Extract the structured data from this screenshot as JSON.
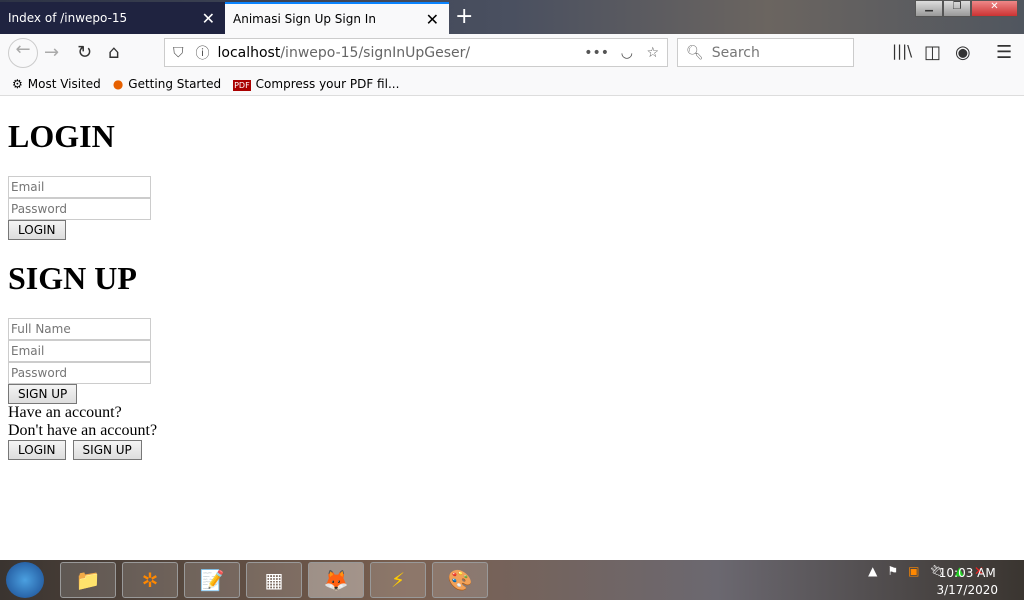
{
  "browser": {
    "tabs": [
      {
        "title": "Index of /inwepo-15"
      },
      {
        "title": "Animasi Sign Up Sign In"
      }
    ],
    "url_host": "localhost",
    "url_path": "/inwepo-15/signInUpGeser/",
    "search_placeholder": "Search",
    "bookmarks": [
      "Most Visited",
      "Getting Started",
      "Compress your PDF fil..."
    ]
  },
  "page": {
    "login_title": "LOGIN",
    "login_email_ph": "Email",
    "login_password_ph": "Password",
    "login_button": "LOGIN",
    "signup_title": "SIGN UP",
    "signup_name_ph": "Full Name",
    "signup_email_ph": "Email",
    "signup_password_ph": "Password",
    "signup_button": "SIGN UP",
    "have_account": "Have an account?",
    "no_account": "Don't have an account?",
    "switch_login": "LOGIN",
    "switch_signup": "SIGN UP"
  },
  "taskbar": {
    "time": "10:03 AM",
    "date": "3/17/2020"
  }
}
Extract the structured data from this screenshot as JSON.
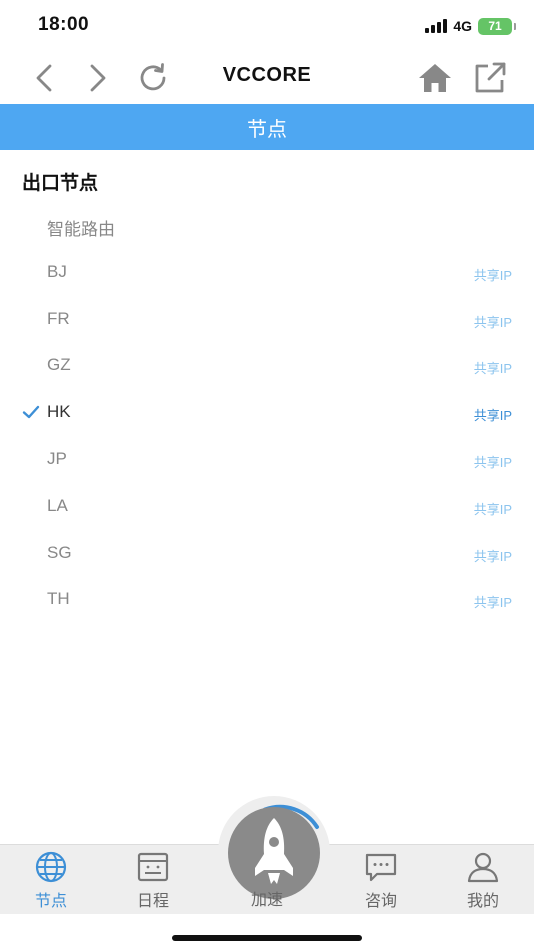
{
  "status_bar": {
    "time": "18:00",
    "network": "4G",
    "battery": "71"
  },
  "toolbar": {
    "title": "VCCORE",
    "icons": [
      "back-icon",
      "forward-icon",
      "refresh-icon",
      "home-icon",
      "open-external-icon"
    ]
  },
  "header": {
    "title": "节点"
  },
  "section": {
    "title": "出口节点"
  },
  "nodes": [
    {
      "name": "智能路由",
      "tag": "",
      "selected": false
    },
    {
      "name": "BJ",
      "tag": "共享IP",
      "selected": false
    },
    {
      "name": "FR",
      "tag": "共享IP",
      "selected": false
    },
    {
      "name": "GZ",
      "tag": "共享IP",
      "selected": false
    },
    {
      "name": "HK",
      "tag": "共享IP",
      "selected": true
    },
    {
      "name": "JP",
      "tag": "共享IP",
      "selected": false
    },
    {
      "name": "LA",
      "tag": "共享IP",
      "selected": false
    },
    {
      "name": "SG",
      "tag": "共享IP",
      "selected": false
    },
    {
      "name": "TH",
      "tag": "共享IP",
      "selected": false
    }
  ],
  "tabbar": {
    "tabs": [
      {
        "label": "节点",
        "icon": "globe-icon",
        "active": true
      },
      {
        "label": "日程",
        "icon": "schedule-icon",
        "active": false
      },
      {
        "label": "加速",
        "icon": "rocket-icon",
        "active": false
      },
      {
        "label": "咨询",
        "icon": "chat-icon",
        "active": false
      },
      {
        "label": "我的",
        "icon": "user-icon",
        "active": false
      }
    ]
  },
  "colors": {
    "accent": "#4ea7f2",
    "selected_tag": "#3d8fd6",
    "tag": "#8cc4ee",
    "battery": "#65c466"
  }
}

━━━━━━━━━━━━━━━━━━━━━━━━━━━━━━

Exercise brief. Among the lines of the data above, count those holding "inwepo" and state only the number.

Solution below. 2